▸ **Work task**
Output the records that follow, keeping every line exactly as it is.

[App and web page records]
····················

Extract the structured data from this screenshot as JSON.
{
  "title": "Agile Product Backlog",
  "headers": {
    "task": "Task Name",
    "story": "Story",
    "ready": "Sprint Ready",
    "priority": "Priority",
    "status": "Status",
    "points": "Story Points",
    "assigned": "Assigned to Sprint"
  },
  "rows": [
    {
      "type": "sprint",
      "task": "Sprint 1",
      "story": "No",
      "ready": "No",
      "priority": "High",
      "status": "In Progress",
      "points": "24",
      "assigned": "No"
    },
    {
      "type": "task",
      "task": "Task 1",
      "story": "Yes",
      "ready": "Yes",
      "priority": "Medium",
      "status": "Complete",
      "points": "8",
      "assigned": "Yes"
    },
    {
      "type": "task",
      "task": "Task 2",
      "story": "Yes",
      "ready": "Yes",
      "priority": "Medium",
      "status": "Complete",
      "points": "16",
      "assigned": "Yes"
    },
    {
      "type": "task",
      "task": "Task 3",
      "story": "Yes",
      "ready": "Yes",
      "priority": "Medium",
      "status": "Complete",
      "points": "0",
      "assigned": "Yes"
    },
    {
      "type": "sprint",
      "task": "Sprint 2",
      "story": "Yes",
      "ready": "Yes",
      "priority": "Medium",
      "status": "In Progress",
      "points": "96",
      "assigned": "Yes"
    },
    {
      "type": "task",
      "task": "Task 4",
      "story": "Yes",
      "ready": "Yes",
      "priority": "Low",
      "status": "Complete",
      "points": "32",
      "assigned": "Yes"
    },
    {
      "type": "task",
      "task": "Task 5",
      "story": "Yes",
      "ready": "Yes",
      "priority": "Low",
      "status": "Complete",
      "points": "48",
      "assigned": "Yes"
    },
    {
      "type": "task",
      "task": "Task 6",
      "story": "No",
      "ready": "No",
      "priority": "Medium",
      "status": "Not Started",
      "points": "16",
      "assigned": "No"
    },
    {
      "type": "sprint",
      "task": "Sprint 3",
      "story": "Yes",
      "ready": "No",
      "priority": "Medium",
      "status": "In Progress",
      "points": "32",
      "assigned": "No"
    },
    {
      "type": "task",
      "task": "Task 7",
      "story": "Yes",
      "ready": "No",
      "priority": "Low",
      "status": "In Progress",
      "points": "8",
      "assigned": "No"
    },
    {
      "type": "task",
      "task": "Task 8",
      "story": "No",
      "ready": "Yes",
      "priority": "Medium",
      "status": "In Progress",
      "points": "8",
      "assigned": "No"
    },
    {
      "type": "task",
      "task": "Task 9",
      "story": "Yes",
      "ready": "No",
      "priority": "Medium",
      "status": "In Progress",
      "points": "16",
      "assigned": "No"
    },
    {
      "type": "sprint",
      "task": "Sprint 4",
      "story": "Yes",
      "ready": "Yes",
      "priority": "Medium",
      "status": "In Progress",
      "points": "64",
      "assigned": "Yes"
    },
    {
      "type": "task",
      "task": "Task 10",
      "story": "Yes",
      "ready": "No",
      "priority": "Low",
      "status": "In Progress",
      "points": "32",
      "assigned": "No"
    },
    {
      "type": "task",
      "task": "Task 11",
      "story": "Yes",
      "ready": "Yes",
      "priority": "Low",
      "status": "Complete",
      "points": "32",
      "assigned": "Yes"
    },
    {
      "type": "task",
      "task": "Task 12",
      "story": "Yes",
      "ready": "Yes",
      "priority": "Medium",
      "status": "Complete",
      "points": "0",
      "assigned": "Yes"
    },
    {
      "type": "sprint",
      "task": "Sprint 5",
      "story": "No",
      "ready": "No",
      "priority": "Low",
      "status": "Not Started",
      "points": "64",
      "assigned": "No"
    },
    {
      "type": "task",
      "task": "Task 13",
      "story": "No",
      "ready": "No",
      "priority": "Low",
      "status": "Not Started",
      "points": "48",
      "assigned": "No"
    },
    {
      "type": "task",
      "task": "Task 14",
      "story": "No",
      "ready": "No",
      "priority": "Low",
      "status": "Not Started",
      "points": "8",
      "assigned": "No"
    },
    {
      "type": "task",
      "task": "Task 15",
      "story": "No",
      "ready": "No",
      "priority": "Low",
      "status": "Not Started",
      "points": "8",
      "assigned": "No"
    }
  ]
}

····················

▸ **Written reply**
Extract the structured data from this screenshot as JSON.
{
  "title": "Agile Product Backlog",
  "headers": {
    "task": "Task Name",
    "story": "Story",
    "ready": "Sprint Ready",
    "priority": "Priority",
    "status": "Status",
    "points": "Story Points",
    "assigned": "Assigned to Sprint"
  },
  "rows": [
    {
      "type": "sprint",
      "task": "Sprint 1",
      "story": "No",
      "ready": "No",
      "priority": "High",
      "status": "In Progress",
      "points": "24",
      "assigned": "No"
    },
    {
      "type": "task",
      "task": "Task 1",
      "story": "Yes",
      "ready": "Yes",
      "priority": "Medium",
      "status": "Complete",
      "points": "8",
      "assigned": "Yes"
    },
    {
      "type": "task",
      "task": "Task 2",
      "story": "Yes",
      "ready": "Yes",
      "priority": "Medium",
      "status": "Complete",
      "points": "16",
      "assigned": "Yes"
    },
    {
      "type": "task",
      "task": "Task 3",
      "story": "Yes",
      "ready": "Yes",
      "priority": "Medium",
      "status": "Complete",
      "points": "0",
      "assigned": "Yes"
    },
    {
      "type": "sprint",
      "task": "Sprint 2",
      "story": "Yes",
      "ready": "Yes",
      "priority": "Medium",
      "status": "In Progress",
      "points": "96",
      "assigned": "Yes"
    },
    {
      "type": "task",
      "task": "Task 4",
      "story": "Yes",
      "ready": "Yes",
      "priority": "Low",
      "status": "Complete",
      "points": "32",
      "assigned": "Yes"
    },
    {
      "type": "task",
      "task": "Task 5",
      "story": "Yes",
      "ready": "Yes",
      "priority": "Low",
      "status": "Complete",
      "points": "48",
      "assigned": "Yes"
    },
    {
      "type": "task",
      "task": "Task 6",
      "story": "No",
      "ready": "No",
      "priority": "Medium",
      "status": "Not Started",
      "points": "16",
      "assigned": "No"
    },
    {
      "type": "sprint",
      "task": "Sprint 3",
      "story": "Yes",
      "ready": "No",
      "priority": "Medium",
      "status": "In Progress",
      "points": "32",
      "assigned": "No"
    },
    {
      "type": "task",
      "task": "Task 7",
      "story": "Yes",
      "ready": "No",
      "priority": "Low",
      "status": "In Progress",
      "points": "8",
      "assigned": "No"
    },
    {
      "type": "task",
      "task": "Task 8",
      "story": "No",
      "ready": "Yes",
      "priority": "Medium",
      "status": "In Progress",
      "points": "8",
      "assigned": "No"
    },
    {
      "type": "task",
      "task": "Task 9",
      "story": "Yes",
      "ready": "No",
      "priority": "Medium",
      "status": "In Progress",
      "points": "16",
      "assigned": "No"
    },
    {
      "type": "sprint",
      "task": "Sprint 4",
      "story": "Yes",
      "ready": "Yes",
      "priority": "Medium",
      "status": "In Progress",
      "points": "64",
      "assigned": "Yes"
    },
    {
      "type": "task",
      "task": "Task 10",
      "story": "Yes",
      "ready": "No",
      "priority": "Low",
      "status": "In Progress",
      "points": "32",
      "assigned": "No"
    },
    {
      "type": "task",
      "task": "Task 11",
      "story": "Yes",
      "ready": "Yes",
      "priority": "Low",
      "status": "Complete",
      "points": "32",
      "assigned": "Yes"
    },
    {
      "type": "task",
      "task": "Task 12",
      "story": "Yes",
      "ready": "Yes",
      "priority": "Medium",
      "status": "Complete",
      "points": "0",
      "assigned": "Yes"
    },
    {
      "type": "sprint",
      "task": "Sprint 5",
      "story": "No",
      "ready": "No",
      "priority": "Low",
      "status": "Not Started",
      "points": "64",
      "assigned": "No"
    },
    {
      "type": "task",
      "task": "Task 13",
      "story": "No",
      "ready": "No",
      "priority": "Low",
      "status": "Not Started",
      "points": "48",
      "assigned": "No"
    },
    {
      "type": "task",
      "task": "Task 14",
      "story": "No",
      "ready": "No",
      "priority": "Low",
      "status": "Not Started",
      "points": "8",
      "assigned": "No"
    },
    {
      "type": "task",
      "task": "Task 15",
      "story": "No",
      "ready": "No",
      "priority": "Low",
      "status": "Not Started",
      "points": "8",
      "assigned": "No"
    }
  ]
}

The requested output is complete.